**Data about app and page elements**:
________________________________________

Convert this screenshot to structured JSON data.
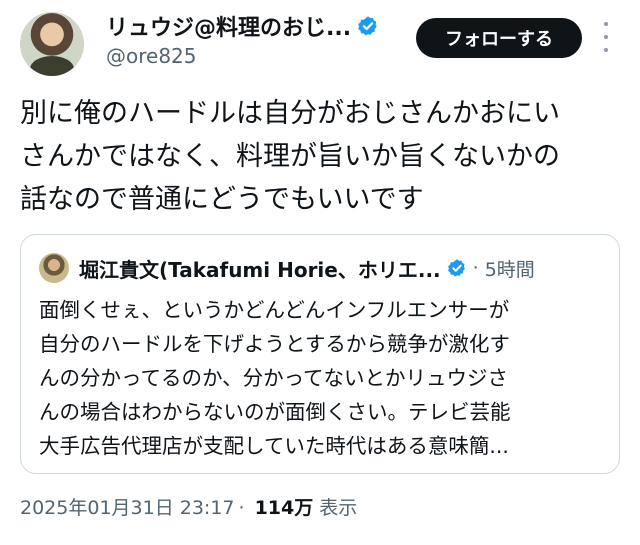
{
  "author": {
    "display_name": "リュウジ@料理のおじ...",
    "handle": "@ore825",
    "verified_icon": "verified-badge-icon",
    "verified_color": "#1d9bf0"
  },
  "follow_button": {
    "label": "フォローする"
  },
  "more_icon": "more-vertical-icon",
  "tweet": {
    "lines": [
      "別に俺のハードルは自分がおじさんかおにい",
      "さんかではなく、料理が旨いか旨くないかの",
      "話なので普通にどうでもいいです"
    ]
  },
  "quoted_tweet": {
    "display_name": "堀江貴文(Takafumi Horie、ホリエ...",
    "separator": "·",
    "time": "5時間",
    "lines": [
      "面倒くせぇ、というかどんどんインフルエンサーが",
      "自分のハードルを下げようとするから競争が激化す",
      "んの分かってるのか、分かってないとかリュウジさ",
      "んの場合はわからないのが面倒くさい。テレビ芸能",
      "大手広告代理店が支配していた時代はある意味簡..."
    ]
  },
  "meta": {
    "timestamp": "2025年01月31日 23:17",
    "dot": "·",
    "views": "114万",
    "views_label": "表示"
  }
}
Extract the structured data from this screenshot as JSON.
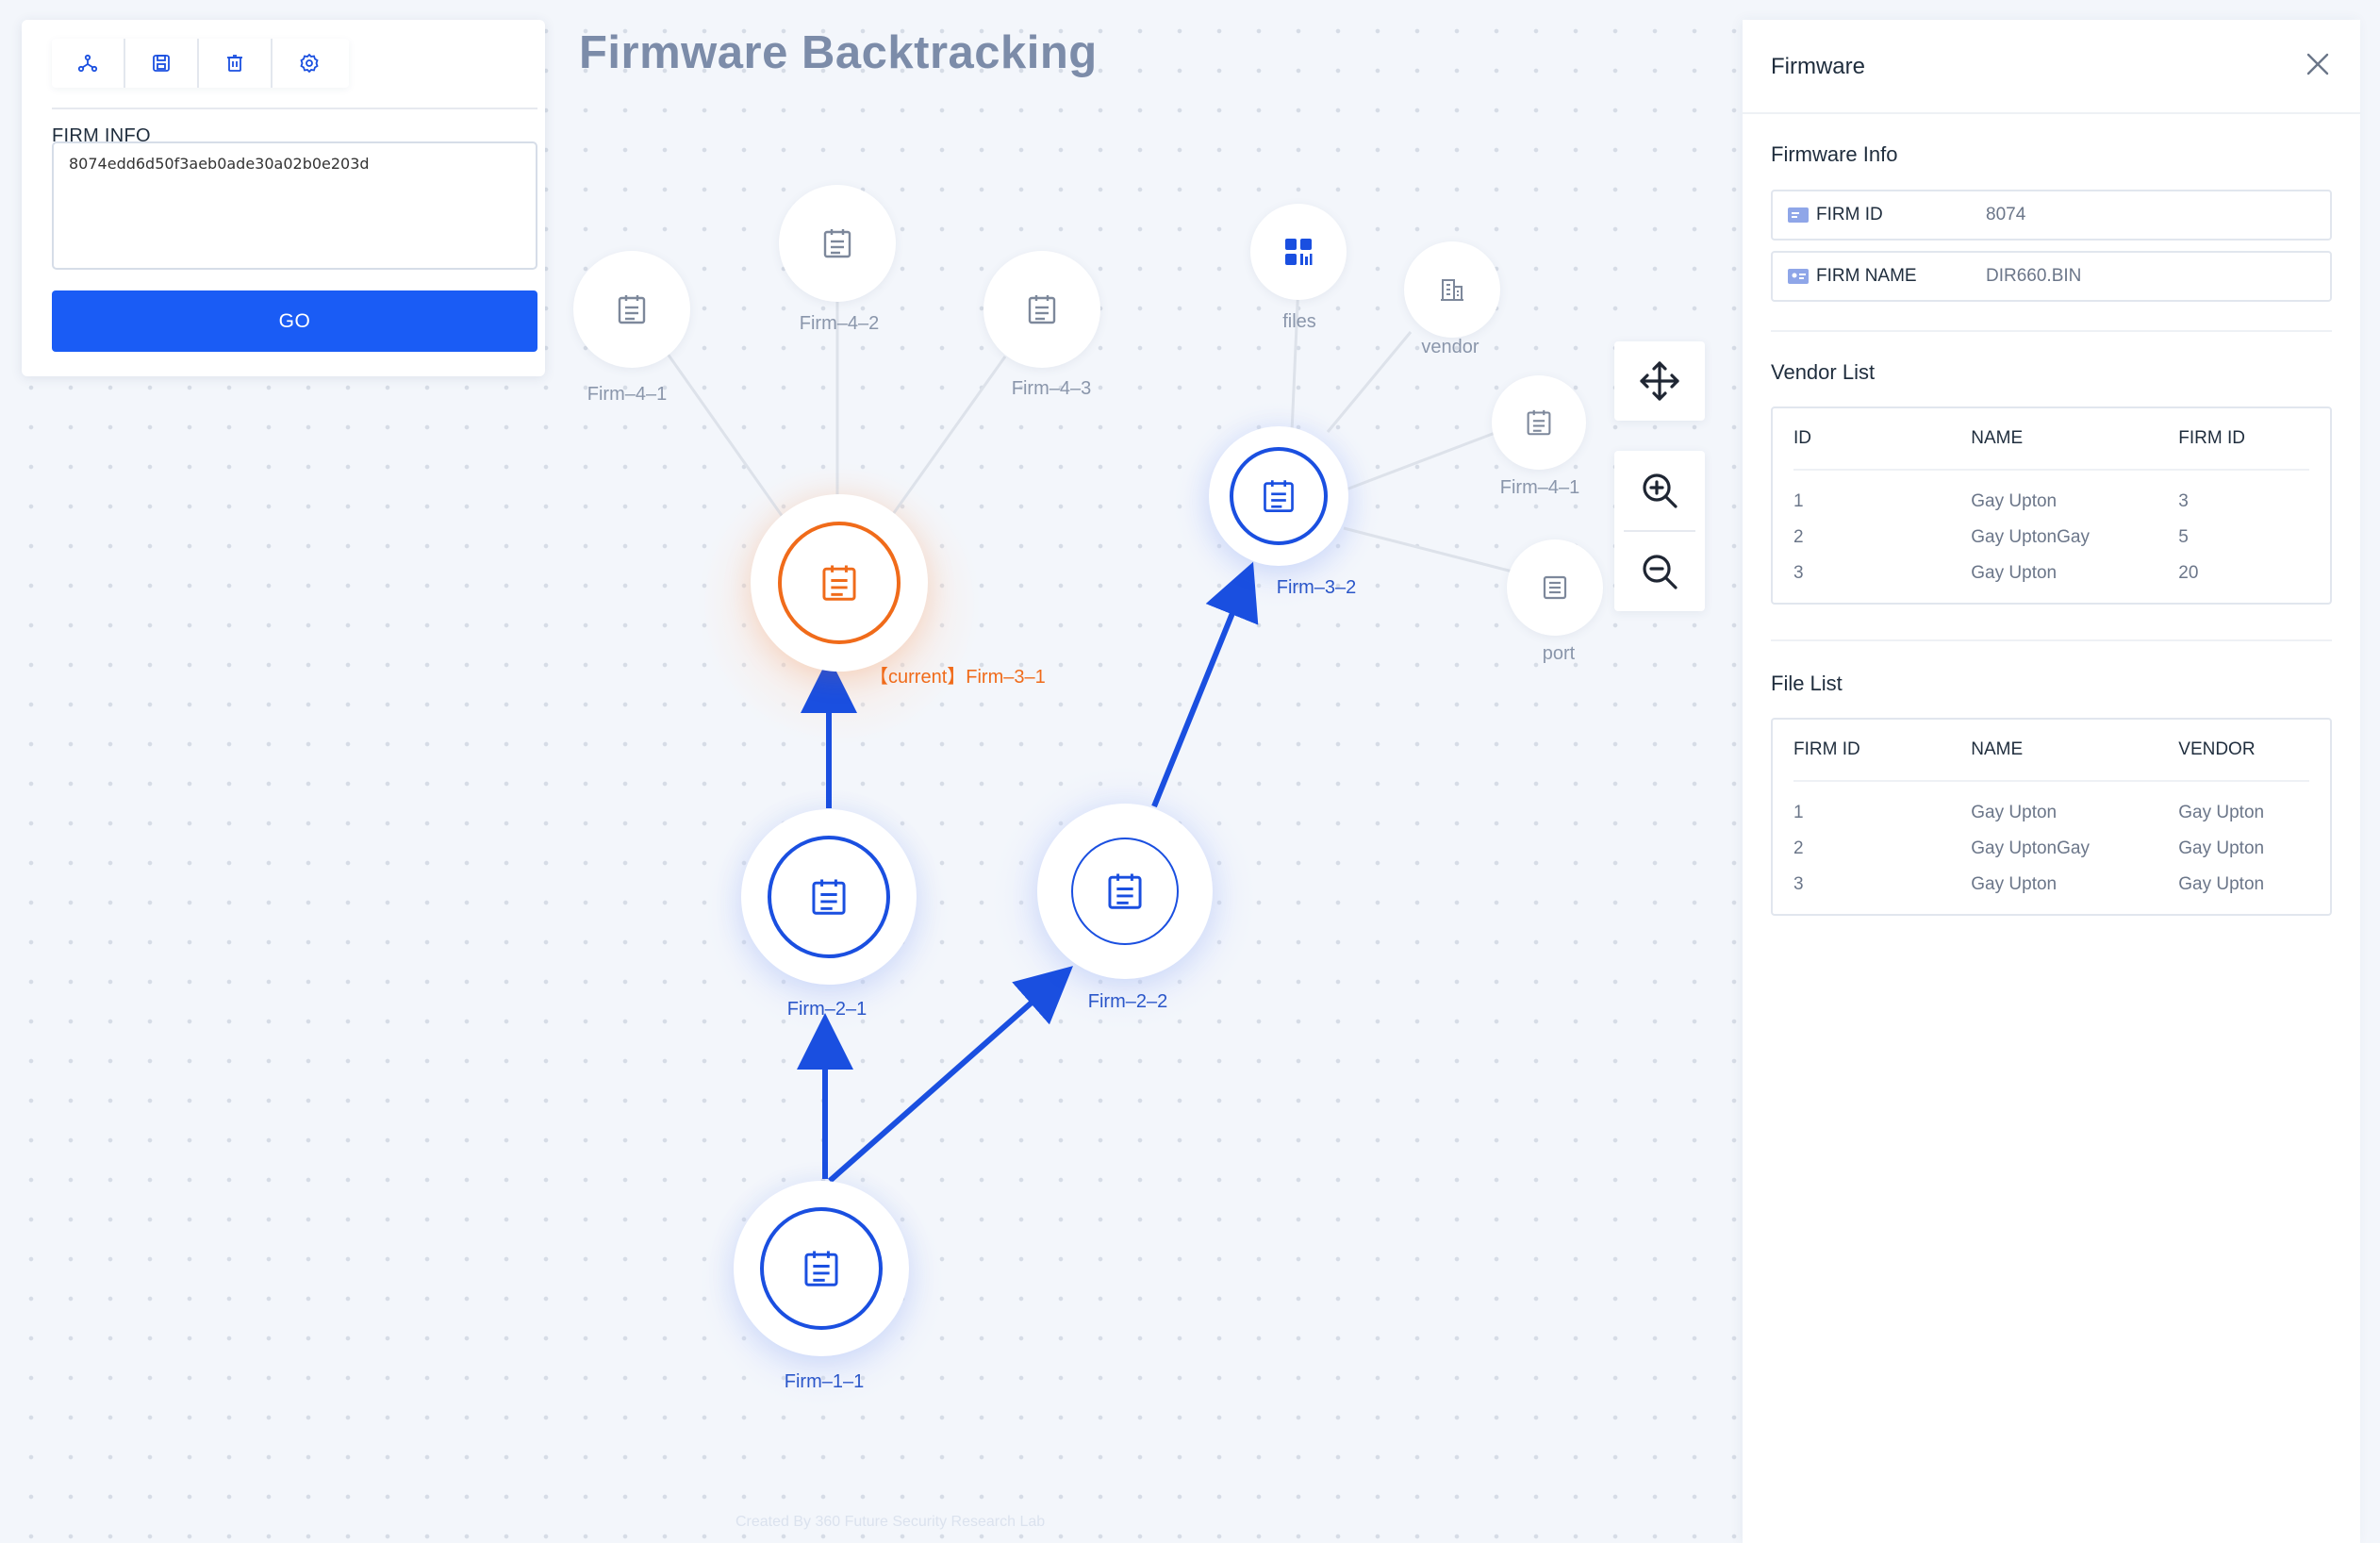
{
  "title": "Firmware Backtracking",
  "credit": "Created By 360 Future Security Research Lab",
  "left_panel": {
    "toolbar": [
      "graph-icon",
      "save-icon",
      "delete-icon",
      "settings-icon"
    ],
    "firm_label": "FIRM INFO",
    "firm_value": "8074edd6d50f3aeb0ade30a02b0e203d",
    "go_label": "GO"
  },
  "graph": {
    "nodes": {
      "firm_4_1_a": "Firm–4–1",
      "firm_4_2": "Firm–4–2",
      "firm_4_3": "Firm–4–3",
      "firm_3_1": "【current】Firm–3–1",
      "firm_2_1": "Firm–2–1",
      "firm_2_2": "Firm–2–2",
      "firm_1_1": "Firm–1–1",
      "firm_3_2": "Firm–3–2",
      "files": "files",
      "vendor": "vendor",
      "firm_4_1_b": "Firm–4–1",
      "port": "port"
    },
    "colors": {
      "accent": "#1a4fe0",
      "current": "#f06b1a",
      "muted": "#8a96ab"
    }
  },
  "controls": [
    "move-icon",
    "zoom-in-icon",
    "zoom-out-icon"
  ],
  "right_panel": {
    "title": "Firmware",
    "firmware_info": {
      "title": "Firmware Info",
      "firm_id_key": "FIRM ID",
      "firm_id_value": "8074",
      "firm_name_key": "FIRM NAME",
      "firm_name_value": "DIR660.BIN"
    },
    "vendor_list": {
      "title": "Vendor List",
      "headers": [
        "ID",
        "NAME",
        "FIRM ID"
      ],
      "rows": [
        [
          "1",
          "Gay Upton",
          "3"
        ],
        [
          "2",
          "Gay UptonGay",
          "5"
        ],
        [
          "3",
          "Gay Upton",
          "20"
        ]
      ]
    },
    "file_list": {
      "title": "File List",
      "headers": [
        "FIRM ID",
        "NAME",
        "VENDOR"
      ],
      "rows": [
        [
          "1",
          "Gay Upton",
          "Gay Upton"
        ],
        [
          "2",
          "Gay UptonGay",
          "Gay Upton"
        ],
        [
          "3",
          "Gay Upton",
          "Gay Upton"
        ]
      ]
    }
  }
}
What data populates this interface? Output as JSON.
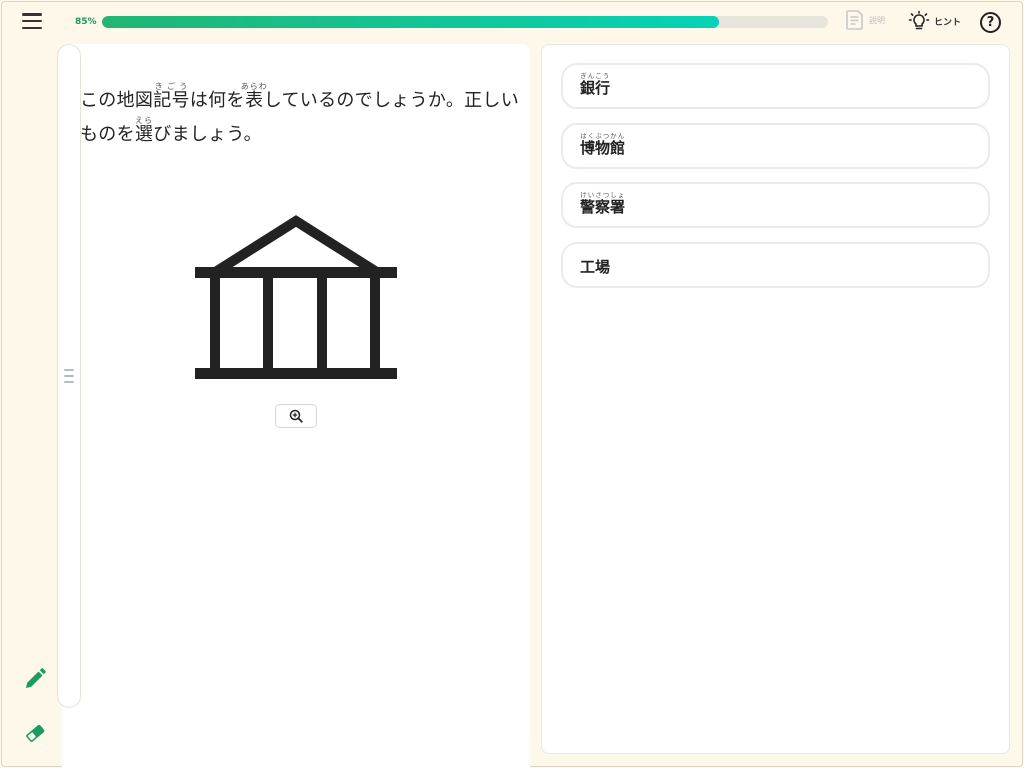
{
  "progress": {
    "label": "85%",
    "value": 0.85
  },
  "toolbar": {
    "explain_label": "説明",
    "hint_label": "ヒント",
    "help_label": "?"
  },
  "question": {
    "parts": [
      {
        "t": "この地図"
      },
      {
        "t": "記号",
        "r": "きごう"
      },
      {
        "t": "は何を"
      },
      {
        "t": "表",
        "r": "あらわ"
      },
      {
        "t": "しているのでしょうか。正しいものを"
      },
      {
        "t": "選",
        "r": "えら"
      },
      {
        "t": "びましょう。"
      }
    ]
  },
  "choices": [
    {
      "text": "銀行",
      "ruby": "ぎんこう"
    },
    {
      "text": "博物館",
      "ruby": "はくぶつかん"
    },
    {
      "text": "警察署",
      "ruby": "けいさつしょ"
    },
    {
      "text": "工場",
      "ruby": ""
    }
  ],
  "icons": {
    "menu": "hamburger-menu-icon",
    "explain": "document-icon",
    "hint": "lightbulb-icon",
    "help": "question-circle-icon",
    "pencil": "pencil-icon",
    "eraser": "eraser-icon",
    "zoom": "zoom-in-icon",
    "grip": "drag-handle-icon"
  },
  "colors": {
    "accent": "#1b9c5e",
    "progress_start": "#22b573",
    "progress_end": "#05d3b6",
    "background": "#fdf8ea"
  }
}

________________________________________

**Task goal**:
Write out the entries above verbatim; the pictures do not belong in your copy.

**Answer to the exercise**:
Convert this screenshot to structured JSON data.
{
  "author": {
    "display_name": "リュウジ@料理のおじ...",
    "handle": "@ore825",
    "verified_icon": "verified-badge-icon",
    "verified_color": "#1d9bf0"
  },
  "follow_button": {
    "label": "フォローする"
  },
  "more_icon": "more-vertical-icon",
  "tweet": {
    "lines": [
      "別に俺のハードルは自分がおじさんかおにい",
      "さんかではなく、料理が旨いか旨くないかの",
      "話なので普通にどうでもいいです"
    ]
  },
  "quoted_tweet": {
    "display_name": "堀江貴文(Takafumi Horie、ホリエ...",
    "separator": "·",
    "time": "5時間",
    "lines": [
      "面倒くせぇ、というかどんどんインフルエンサーが",
      "自分のハードルを下げようとするから競争が激化す",
      "んの分かってるのか、分かってないとかリュウジさ",
      "んの場合はわからないのが面倒くさい。テレビ芸能",
      "大手広告代理店が支配していた時代はある意味簡..."
    ]
  },
  "meta": {
    "timestamp": "2025年01月31日 23:17",
    "dot": "·",
    "views": "114万",
    "views_label": "表示"
  }
}
Extract the structured data from this screenshot as JSON.
{
  "title": "Firmware Backtracking",
  "credit": "Created By 360 Future Security Research Lab",
  "left_panel": {
    "toolbar": [
      "graph-icon",
      "save-icon",
      "delete-icon",
      "settings-icon"
    ],
    "firm_label": "FIRM INFO",
    "firm_value": "8074edd6d50f3aeb0ade30a02b0e203d",
    "go_label": "GO"
  },
  "graph": {
    "nodes": {
      "firm_4_1_a": "Firm–4–1",
      "firm_4_2": "Firm–4–2",
      "firm_4_3": "Firm–4–3",
      "firm_3_1": "【current】Firm–3–1",
      "firm_2_1": "Firm–2–1",
      "firm_2_2": "Firm–2–2",
      "firm_1_1": "Firm–1–1",
      "firm_3_2": "Firm–3–2",
      "files": "files",
      "vendor": "vendor",
      "firm_4_1_b": "Firm–4–1",
      "port": "port"
    },
    "colors": {
      "accent": "#1a4fe0",
      "current": "#f06b1a",
      "muted": "#8a96ab"
    }
  },
  "controls": [
    "move-icon",
    "zoom-in-icon",
    "zoom-out-icon"
  ],
  "right_panel": {
    "title": "Firmware",
    "firmware_info": {
      "title": "Firmware Info",
      "firm_id_key": "FIRM ID",
      "firm_id_value": "8074",
      "firm_name_key": "FIRM NAME",
      "firm_name_value": "DIR660.BIN"
    },
    "vendor_list": {
      "title": "Vendor List",
      "headers": [
        "ID",
        "NAME",
        "FIRM ID"
      ],
      "rows": [
        [
          "1",
          "Gay Upton",
          "3"
        ],
        [
          "2",
          "Gay UptonGay",
          "5"
        ],
        [
          "3",
          "Gay Upton",
          "20"
        ]
      ]
    },
    "file_list": {
      "title": "File List",
      "headers": [
        "FIRM ID",
        "NAME",
        "VENDOR"
      ],
      "rows": [
        [
          "1",
          "Gay Upton",
          "Gay Upton"
        ],
        [
          "2",
          "Gay UptonGay",
          "Gay Upton"
        ],
        [
          "3",
          "Gay Upton",
          "Gay Upton"
        ]
      ]
    }
  }
}
What data populates this interface? Output as JSON.
{
  "progress": {
    "label": "85%",
    "value": 0.85
  },
  "toolbar": {
    "explain_label": "説明",
    "hint_label": "ヒント",
    "help_label": "?"
  },
  "question": {
    "parts": [
      {
        "t": "この地図"
      },
      {
        "t": "記号",
        "r": "きごう"
      },
      {
        "t": "は何を"
      },
      {
        "t": "表",
        "r": "あらわ"
      },
      {
        "t": "しているのでしょうか。正しいものを"
      },
      {
        "t": "選",
        "r": "えら"
      },
      {
        "t": "びましょう。"
      }
    ]
  },
  "choices": [
    {
      "text": "銀行",
      "ruby": "ぎんこう"
    },
    {
      "text": "博物館",
      "ruby": "はくぶつかん"
    },
    {
      "text": "警察署",
      "ruby": "けいさつしょ"
    },
    {
      "text": "工場",
      "ruby": ""
    }
  ],
  "icons": {
    "menu": "hamburger-menu-icon",
    "explain": "document-icon",
    "hint": "lightbulb-icon",
    "help": "question-circle-icon",
    "pencil": "pencil-icon",
    "eraser": "eraser-icon",
    "zoom": "zoom-in-icon",
    "grip": "drag-handle-icon"
  },
  "colors": {
    "accent": "#1b9c5e",
    "progress_start": "#22b573",
    "progress_end": "#05d3b6",
    "background": "#fdf8ea"
  }
}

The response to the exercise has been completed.